Extract all lines that hold "number" from the records below.

■ Exercise inputs:

- - -

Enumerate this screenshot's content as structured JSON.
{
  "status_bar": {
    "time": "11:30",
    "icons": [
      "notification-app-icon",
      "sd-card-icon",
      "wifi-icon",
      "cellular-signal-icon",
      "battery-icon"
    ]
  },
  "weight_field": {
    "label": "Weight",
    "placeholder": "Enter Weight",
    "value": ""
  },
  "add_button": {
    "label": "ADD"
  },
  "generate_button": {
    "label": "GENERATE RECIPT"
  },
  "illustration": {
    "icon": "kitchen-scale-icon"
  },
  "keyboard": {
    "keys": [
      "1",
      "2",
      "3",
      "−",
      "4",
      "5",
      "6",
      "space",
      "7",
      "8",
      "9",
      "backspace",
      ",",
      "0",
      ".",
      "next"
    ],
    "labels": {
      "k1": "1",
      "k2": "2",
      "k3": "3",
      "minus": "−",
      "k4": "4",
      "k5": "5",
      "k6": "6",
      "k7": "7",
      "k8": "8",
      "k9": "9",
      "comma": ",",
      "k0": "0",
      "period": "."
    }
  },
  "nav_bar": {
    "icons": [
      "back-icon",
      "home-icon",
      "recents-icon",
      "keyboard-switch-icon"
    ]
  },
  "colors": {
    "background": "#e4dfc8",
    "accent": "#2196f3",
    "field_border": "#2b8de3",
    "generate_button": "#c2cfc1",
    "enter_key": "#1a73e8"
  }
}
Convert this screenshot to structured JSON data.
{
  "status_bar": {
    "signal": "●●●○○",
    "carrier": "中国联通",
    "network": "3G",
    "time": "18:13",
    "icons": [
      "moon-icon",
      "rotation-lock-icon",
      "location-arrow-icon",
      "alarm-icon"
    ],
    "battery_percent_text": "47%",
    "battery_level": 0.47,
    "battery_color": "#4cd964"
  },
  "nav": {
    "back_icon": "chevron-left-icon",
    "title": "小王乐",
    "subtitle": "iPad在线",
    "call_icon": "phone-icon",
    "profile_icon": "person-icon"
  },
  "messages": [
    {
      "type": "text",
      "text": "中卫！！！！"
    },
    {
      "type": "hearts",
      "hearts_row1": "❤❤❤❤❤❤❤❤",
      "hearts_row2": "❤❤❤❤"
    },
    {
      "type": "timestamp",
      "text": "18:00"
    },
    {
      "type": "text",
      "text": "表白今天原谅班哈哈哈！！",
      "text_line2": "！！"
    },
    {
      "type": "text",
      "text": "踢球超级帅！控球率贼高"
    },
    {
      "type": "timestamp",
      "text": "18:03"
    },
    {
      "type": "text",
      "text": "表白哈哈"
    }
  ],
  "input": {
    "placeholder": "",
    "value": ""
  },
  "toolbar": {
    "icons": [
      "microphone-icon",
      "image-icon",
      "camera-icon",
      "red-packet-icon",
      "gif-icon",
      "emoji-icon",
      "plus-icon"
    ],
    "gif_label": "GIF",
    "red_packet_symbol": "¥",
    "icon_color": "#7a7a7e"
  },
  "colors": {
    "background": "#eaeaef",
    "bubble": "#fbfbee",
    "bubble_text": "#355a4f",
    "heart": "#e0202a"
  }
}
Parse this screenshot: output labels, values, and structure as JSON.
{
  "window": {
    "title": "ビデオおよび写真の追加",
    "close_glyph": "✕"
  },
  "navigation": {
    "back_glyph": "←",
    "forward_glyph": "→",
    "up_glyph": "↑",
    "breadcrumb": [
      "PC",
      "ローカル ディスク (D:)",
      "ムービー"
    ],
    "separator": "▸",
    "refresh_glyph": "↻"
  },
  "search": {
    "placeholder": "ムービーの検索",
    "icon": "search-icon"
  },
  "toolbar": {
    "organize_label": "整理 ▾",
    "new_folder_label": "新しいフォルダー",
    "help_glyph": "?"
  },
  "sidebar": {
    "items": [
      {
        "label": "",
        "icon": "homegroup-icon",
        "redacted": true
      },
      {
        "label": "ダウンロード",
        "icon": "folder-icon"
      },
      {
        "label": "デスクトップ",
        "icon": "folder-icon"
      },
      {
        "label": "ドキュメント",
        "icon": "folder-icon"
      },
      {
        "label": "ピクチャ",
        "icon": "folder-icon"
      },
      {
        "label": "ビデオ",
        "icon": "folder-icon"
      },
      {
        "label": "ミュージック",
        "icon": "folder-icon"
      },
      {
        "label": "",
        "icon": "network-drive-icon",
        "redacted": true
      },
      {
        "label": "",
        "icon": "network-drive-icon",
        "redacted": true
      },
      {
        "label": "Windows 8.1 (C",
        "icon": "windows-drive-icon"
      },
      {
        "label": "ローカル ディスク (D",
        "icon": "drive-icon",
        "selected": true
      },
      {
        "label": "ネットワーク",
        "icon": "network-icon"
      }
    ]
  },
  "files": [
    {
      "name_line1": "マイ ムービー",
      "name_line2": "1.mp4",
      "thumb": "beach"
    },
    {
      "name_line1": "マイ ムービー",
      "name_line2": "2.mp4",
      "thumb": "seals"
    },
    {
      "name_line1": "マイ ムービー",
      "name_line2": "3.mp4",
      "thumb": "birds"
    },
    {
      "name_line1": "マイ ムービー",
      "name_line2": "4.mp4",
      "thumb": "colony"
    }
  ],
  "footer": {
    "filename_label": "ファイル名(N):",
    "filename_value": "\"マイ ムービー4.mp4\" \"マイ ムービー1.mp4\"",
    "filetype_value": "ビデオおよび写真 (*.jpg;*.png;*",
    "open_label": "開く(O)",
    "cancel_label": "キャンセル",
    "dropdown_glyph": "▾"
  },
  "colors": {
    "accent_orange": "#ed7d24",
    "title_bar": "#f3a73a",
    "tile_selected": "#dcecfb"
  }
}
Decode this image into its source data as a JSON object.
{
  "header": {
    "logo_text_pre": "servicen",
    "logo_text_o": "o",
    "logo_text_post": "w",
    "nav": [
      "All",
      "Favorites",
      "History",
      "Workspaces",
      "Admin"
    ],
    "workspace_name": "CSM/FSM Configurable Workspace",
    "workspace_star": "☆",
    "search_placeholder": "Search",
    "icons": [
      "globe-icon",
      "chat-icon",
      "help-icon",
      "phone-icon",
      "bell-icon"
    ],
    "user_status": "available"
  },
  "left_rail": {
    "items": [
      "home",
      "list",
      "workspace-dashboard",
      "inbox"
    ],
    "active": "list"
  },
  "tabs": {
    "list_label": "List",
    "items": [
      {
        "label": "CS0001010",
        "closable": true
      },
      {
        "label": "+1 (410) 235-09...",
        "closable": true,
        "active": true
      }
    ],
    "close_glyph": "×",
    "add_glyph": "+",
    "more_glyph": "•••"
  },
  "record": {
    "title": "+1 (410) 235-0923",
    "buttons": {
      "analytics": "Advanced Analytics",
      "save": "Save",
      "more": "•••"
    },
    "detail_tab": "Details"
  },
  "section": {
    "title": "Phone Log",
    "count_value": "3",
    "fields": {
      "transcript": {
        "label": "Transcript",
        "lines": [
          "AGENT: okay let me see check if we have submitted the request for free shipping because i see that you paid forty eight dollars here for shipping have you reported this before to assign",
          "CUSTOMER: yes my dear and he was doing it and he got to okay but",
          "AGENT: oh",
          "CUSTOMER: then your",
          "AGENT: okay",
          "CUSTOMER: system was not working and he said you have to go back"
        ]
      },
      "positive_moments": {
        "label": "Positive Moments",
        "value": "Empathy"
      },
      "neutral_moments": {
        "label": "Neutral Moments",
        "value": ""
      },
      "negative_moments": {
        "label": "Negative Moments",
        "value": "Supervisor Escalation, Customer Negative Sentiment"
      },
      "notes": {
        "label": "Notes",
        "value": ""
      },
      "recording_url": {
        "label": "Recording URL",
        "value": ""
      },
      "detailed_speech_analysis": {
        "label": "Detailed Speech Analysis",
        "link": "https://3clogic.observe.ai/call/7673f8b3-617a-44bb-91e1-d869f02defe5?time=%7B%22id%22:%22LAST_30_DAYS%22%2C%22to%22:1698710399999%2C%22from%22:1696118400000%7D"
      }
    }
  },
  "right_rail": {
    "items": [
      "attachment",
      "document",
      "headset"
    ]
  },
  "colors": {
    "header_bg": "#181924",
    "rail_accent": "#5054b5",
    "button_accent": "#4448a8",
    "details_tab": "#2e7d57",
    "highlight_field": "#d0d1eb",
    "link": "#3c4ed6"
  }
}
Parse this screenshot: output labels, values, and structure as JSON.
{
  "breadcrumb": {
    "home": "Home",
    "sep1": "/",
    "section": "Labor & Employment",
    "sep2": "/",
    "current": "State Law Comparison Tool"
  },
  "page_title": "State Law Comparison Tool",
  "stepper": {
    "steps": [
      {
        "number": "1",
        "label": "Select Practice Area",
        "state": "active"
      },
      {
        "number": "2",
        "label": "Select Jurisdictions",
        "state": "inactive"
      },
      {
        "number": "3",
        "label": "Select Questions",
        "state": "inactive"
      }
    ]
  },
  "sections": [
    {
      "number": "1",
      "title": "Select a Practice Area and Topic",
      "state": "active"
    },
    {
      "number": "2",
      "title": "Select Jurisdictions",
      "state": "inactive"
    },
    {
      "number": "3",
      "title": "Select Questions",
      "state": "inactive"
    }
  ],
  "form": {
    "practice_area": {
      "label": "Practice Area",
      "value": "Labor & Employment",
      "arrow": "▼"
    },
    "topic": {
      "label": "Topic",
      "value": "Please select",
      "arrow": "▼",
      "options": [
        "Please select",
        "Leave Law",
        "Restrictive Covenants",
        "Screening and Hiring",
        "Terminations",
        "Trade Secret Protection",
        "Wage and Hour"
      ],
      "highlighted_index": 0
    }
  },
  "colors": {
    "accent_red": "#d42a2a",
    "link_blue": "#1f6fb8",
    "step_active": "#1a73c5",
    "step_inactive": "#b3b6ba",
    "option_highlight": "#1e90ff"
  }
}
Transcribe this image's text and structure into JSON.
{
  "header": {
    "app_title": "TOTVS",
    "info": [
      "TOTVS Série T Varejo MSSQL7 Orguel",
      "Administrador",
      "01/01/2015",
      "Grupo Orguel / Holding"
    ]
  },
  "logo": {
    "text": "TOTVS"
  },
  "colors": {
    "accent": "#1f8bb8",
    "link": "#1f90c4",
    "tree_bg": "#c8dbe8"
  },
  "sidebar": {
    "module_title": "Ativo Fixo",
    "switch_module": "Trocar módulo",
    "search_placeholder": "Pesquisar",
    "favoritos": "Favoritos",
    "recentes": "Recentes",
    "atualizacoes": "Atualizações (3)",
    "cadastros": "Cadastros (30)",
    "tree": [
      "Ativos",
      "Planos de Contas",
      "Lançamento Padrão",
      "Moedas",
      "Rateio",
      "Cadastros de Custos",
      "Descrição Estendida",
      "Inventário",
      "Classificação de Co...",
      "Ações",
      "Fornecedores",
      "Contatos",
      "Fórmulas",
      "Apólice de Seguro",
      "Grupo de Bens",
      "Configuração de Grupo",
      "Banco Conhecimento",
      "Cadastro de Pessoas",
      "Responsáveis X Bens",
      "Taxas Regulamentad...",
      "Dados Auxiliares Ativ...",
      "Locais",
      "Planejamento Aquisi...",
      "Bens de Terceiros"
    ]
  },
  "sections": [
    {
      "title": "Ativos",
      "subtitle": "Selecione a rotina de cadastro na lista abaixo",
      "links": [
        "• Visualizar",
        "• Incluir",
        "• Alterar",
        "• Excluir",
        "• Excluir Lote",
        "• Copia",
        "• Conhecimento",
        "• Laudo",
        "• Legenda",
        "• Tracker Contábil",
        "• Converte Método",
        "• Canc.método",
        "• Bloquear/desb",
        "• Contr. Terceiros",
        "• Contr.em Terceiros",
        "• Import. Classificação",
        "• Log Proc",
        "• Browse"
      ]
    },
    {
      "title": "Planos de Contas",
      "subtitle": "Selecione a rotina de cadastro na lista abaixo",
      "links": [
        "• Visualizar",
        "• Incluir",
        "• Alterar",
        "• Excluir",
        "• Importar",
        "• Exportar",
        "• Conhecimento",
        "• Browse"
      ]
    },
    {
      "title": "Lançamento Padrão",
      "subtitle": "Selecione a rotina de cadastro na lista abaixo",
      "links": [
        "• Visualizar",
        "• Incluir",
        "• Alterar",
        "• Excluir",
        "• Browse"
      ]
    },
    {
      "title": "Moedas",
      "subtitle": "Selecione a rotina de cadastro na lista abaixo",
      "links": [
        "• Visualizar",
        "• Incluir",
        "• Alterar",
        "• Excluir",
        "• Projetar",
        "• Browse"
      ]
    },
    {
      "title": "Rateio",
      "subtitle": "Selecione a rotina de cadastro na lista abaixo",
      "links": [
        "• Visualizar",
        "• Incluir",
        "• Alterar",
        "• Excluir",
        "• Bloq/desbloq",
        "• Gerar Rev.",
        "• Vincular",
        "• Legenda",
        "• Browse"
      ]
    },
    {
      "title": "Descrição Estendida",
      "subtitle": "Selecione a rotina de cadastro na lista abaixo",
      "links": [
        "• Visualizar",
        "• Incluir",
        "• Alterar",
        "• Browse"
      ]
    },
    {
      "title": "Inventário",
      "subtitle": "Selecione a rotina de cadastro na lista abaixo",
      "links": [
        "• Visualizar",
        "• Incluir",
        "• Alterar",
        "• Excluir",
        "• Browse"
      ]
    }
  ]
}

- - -

■ Exercise output:
        "number": "1",
        "number": "2",
        "number": "3",
      "number": "1",
      "number": "2",
      "number": "3",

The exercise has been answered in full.